Credit: David Jones, University of Georgia, Bugwood.org
Updated: April 26, 2021
tuberworm inside of a potato
Potato tuberworm inside a potato
Photo: J. Linduska

Appearance

  • Potato tuberworms are the larvae of an inconspicuous moth.
  • Pink to white larvae reach ¾ inch in length and feed between leaf surfaces (leaf-mining injury) and tunnel into stems. 

Life cycle/habits

  • The adult lays eggs on the foliage, and the larvae mine leaves (feed between leaf surfaces) and bore into stems.
  • Foliar damage is usually minor.
  • Larvae drop to the soil and find their way to poorly covered tubers. They then bore deep tunnels that are usually filled with black fecal material and fungi. 
  • Tuberworm overwinters as a pupa in plant residues.
  • Adult moths emerge in the spring and eggs are laid on the undersides of host plants. 
  • Later generations of eggs are laid on the eyes of poorly covered potato tubers that larvae tunnel into.
  • Hot, dry weather favors this pest.

Host plants

  • Potato leaves (they may also attack other members of this family- tomato, eggplant, pepper).

Signs/symptoms

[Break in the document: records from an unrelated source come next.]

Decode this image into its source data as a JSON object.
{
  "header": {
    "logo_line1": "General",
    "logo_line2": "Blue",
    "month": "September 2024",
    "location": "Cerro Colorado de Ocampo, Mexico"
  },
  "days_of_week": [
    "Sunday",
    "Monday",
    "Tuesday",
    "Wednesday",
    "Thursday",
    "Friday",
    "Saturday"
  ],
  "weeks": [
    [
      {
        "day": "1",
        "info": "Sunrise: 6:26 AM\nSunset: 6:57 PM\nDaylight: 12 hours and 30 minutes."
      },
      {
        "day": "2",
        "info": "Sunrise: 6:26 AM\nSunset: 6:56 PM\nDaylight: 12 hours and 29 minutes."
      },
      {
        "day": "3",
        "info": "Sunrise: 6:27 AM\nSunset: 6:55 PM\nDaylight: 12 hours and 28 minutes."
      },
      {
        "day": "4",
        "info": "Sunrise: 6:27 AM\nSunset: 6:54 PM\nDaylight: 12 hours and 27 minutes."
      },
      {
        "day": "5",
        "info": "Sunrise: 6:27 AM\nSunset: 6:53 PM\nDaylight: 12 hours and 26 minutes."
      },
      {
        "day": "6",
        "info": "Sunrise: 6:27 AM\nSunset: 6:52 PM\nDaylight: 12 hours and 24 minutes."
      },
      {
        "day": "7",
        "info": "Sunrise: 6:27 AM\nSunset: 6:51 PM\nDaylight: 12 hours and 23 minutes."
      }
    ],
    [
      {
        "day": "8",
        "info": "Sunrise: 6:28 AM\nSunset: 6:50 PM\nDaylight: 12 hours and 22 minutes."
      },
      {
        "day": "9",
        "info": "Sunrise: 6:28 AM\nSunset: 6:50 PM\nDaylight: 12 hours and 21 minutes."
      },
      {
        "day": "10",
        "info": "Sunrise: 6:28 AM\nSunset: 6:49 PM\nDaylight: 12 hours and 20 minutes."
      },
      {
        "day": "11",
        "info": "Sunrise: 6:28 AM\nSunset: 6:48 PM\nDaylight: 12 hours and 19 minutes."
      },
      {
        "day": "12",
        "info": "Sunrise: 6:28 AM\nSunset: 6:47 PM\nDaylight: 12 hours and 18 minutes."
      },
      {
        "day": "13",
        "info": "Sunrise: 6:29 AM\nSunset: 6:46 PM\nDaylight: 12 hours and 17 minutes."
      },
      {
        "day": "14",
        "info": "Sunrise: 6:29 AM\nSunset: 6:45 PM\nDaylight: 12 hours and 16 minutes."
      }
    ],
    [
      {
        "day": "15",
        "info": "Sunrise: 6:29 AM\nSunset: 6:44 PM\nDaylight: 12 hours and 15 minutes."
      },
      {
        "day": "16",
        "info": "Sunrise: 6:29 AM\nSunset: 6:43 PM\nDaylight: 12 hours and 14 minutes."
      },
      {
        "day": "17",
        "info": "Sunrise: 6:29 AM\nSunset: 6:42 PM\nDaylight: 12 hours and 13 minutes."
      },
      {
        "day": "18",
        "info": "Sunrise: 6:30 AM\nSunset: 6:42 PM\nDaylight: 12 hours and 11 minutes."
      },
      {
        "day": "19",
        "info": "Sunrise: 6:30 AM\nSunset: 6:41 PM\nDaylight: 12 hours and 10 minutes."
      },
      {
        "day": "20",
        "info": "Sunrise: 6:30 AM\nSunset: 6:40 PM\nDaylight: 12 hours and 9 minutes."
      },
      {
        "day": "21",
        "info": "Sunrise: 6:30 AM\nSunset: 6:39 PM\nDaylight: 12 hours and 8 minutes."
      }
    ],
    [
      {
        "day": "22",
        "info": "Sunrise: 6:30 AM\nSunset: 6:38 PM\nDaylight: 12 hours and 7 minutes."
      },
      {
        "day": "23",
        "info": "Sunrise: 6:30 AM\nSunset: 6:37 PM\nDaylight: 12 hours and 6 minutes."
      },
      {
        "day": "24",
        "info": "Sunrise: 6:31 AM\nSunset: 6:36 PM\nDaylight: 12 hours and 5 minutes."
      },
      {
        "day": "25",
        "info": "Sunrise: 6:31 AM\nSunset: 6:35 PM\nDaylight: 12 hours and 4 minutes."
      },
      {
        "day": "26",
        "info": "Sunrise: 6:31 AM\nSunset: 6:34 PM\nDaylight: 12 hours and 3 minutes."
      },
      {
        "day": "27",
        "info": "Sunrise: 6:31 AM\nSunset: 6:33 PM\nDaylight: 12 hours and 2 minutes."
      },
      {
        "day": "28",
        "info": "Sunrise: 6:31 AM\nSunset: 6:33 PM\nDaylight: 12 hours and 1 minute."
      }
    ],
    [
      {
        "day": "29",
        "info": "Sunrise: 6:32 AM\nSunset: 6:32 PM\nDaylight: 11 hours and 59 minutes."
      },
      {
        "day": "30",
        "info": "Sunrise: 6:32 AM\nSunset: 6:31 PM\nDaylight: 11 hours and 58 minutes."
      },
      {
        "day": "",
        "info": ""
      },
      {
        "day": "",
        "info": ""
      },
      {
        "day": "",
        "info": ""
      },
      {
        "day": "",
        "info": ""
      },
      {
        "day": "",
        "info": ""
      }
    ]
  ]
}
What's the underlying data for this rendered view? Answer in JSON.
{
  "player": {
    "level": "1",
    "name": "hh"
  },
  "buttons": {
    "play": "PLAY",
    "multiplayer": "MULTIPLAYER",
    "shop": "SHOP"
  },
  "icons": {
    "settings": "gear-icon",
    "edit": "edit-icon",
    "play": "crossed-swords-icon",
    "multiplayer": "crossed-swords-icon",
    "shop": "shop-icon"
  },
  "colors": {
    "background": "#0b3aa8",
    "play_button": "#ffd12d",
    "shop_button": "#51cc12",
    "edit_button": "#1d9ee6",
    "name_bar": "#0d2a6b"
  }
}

  • The adult lays eggs on the foliage, and the larvae mine leaves (feed between leaf surfaces) and bore into stems.
  • Foliar damage is usually minor.

Prevention/control

  • Use floating row cover to protect foliage from egg-laying adults.
  • Keep tubers covered by two inches or more of soil to keep larvae from reaching tubers.
  • Incorporate organic matter and use thick heavy mulches to interfere with pest movement and egg-laying.
  • Monitor plants for signs of this pest and remove those that are infested.
  • Clean up all plant residues at the end of the season.